Conservation benefit: Protection of 300 acres of mangroves for 15 years
Community benefit: Restoration of damaged women’s meeting house
Traditional culture has a strong hold on the fascinating island state of Yap. Almost every village still has traditional men’s and women’s houses that serve as centers of village life. In these gathering places, village issues are discussed and traditional skills are taught to the next generation. The residents of Balebat Village, working with local NGO Yap Community Action Program, sought a grant from Seacology to renovate their women’s center, which was badly damaged by a typhoon.
Reverence for the natural environment is also an integral part of Yap’s cultural tradition. The people of Balebat want to protect approximately 300 acres of mangrove forest next to the village. The area supports a large variety of sea life, but local people have noticed an alarming decline in fish, clams, and crabs. They want to protect the breeding ground of these important species.

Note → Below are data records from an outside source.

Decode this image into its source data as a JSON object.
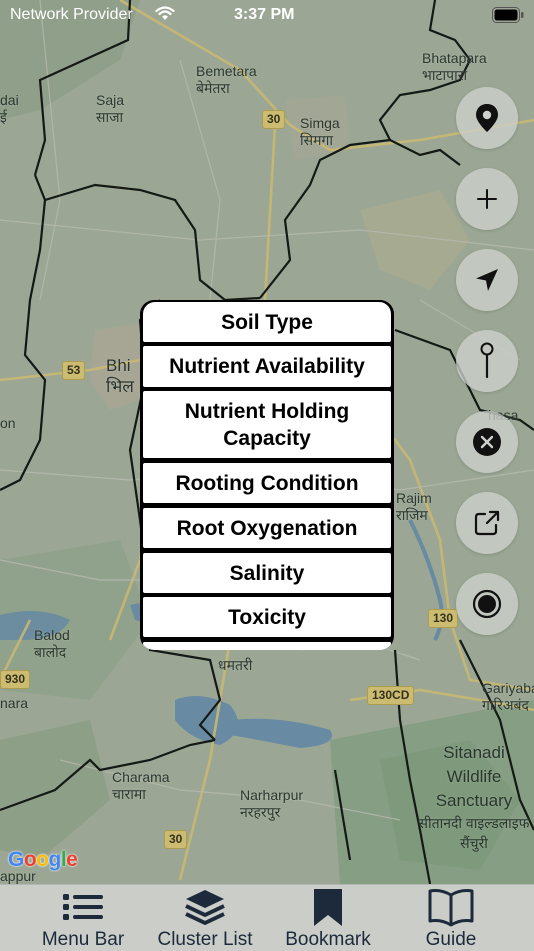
{
  "status_bar": {
    "carrier": "Network Provider",
    "time": "3:37 PM"
  },
  "map": {
    "places": [
      {
        "id": "bhatapara",
        "en": "Bhatapara",
        "hi": "भाटापारा"
      },
      {
        "id": "bemetara",
        "en": "Bemetara",
        "hi": "बेमेतरा"
      },
      {
        "id": "saja",
        "en": "Saja",
        "hi": "साजा"
      },
      {
        "id": "simga",
        "en": "Simga",
        "hi": "सिमगा"
      },
      {
        "id": "dai",
        "en": "dai",
        "hi": "ई"
      },
      {
        "id": "bhilai",
        "en": "Bhi",
        "hi": "भिल"
      },
      {
        "id": "rajim",
        "en": "Rajim",
        "hi": "राजिम"
      },
      {
        "id": "mahasamund",
        "en": "hasa",
        "hi": ""
      },
      {
        "id": "balod",
        "en": "Balod",
        "hi": "बालोद"
      },
      {
        "id": "dhamtari",
        "en": "",
        "hi": "धमतरी"
      },
      {
        "id": "gariyaband",
        "en": "Gariyaba",
        "hi": "गारिअबंद"
      },
      {
        "id": "charama",
        "en": "Charama",
        "hi": "चारामा"
      },
      {
        "id": "narharpur",
        "en": "Narharpur",
        "hi": "नरहरपुर"
      },
      {
        "id": "sitanadi",
        "en": "Sitanadi Wildlife Sanctuary",
        "hi": "सीतानदी वाइल्डलाइफ सैंचुरी"
      },
      {
        "id": "nara",
        "en": "nara",
        "hi": ""
      },
      {
        "id": "appur",
        "en": "appur",
        "hi": ""
      },
      {
        "id": "on",
        "en": "on",
        "hi": ""
      }
    ],
    "shields": [
      {
        "id": "nh30-top",
        "label": "30"
      },
      {
        "id": "nh53",
        "label": "53"
      },
      {
        "id": "nh130",
        "label": "130"
      },
      {
        "id": "nh930",
        "label": "930"
      },
      {
        "id": "nh130cd",
        "label": "130CD"
      },
      {
        "id": "nh30-bottom",
        "label": "30"
      }
    ],
    "google_logo": [
      "G",
      "o",
      "o",
      "g",
      "l",
      "e"
    ],
    "google_colors": [
      "#4285F4",
      "#EA4335",
      "#FBBC05",
      "#4285F4",
      "#34A853",
      "#EA4335"
    ]
  },
  "fabs": [
    {
      "name": "my-location-pin-button",
      "icon": "location-pin-icon"
    },
    {
      "name": "zoom-in-button",
      "icon": "plus-icon"
    },
    {
      "name": "navigate-button",
      "icon": "navigation-arrow-icon"
    },
    {
      "name": "drop-pin-button",
      "icon": "map-pin-icon"
    },
    {
      "name": "clear-button",
      "icon": "close-circle-icon"
    },
    {
      "name": "share-button",
      "icon": "external-link-icon"
    },
    {
      "name": "record-button",
      "icon": "record-icon"
    }
  ],
  "popup": {
    "items": [
      "Soil Type",
      "Nutrient Availability",
      "Nutrient Holding Capacity",
      "Rooting Condition",
      "Root Oxygenation",
      "Salinity",
      "Toxicity"
    ]
  },
  "tab_bar": {
    "tabs": [
      {
        "label": "Menu Bar",
        "icon": "list-icon"
      },
      {
        "label": "Cluster List",
        "icon": "layers-icon"
      },
      {
        "label": "Bookmark",
        "icon": "bookmark-icon"
      },
      {
        "label": "Guide",
        "icon": "book-open-icon"
      }
    ],
    "icon_color": "#1c2a3b"
  }
}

In the protected area, no activities of any type will be allowed—no fishing, no timber cutting, and no hunting for clams and crabs. The area is located on the village shoreline, making it easy to monitor. Anyone who violates the rules will suffer the traditional penalty: His or her land will be seized and turned over to the community.Full or partial funding for this project provided by
- January 2018
- Renovation of the women’s house has been completed. The community is planning a small ceremony where they will officially turn over the house to the women of the community. The mangrove area...
- May 2017
- Renovation of the meeting house was finished in April of this year, under budget. The roof, ceiling, doors, and windows were all repaired, and both the exterior and interior were painted. When the...
- January 2017
- Work began last summer, and the new roof is almost completed on the women’s meeting house. The area remains under protection by the community.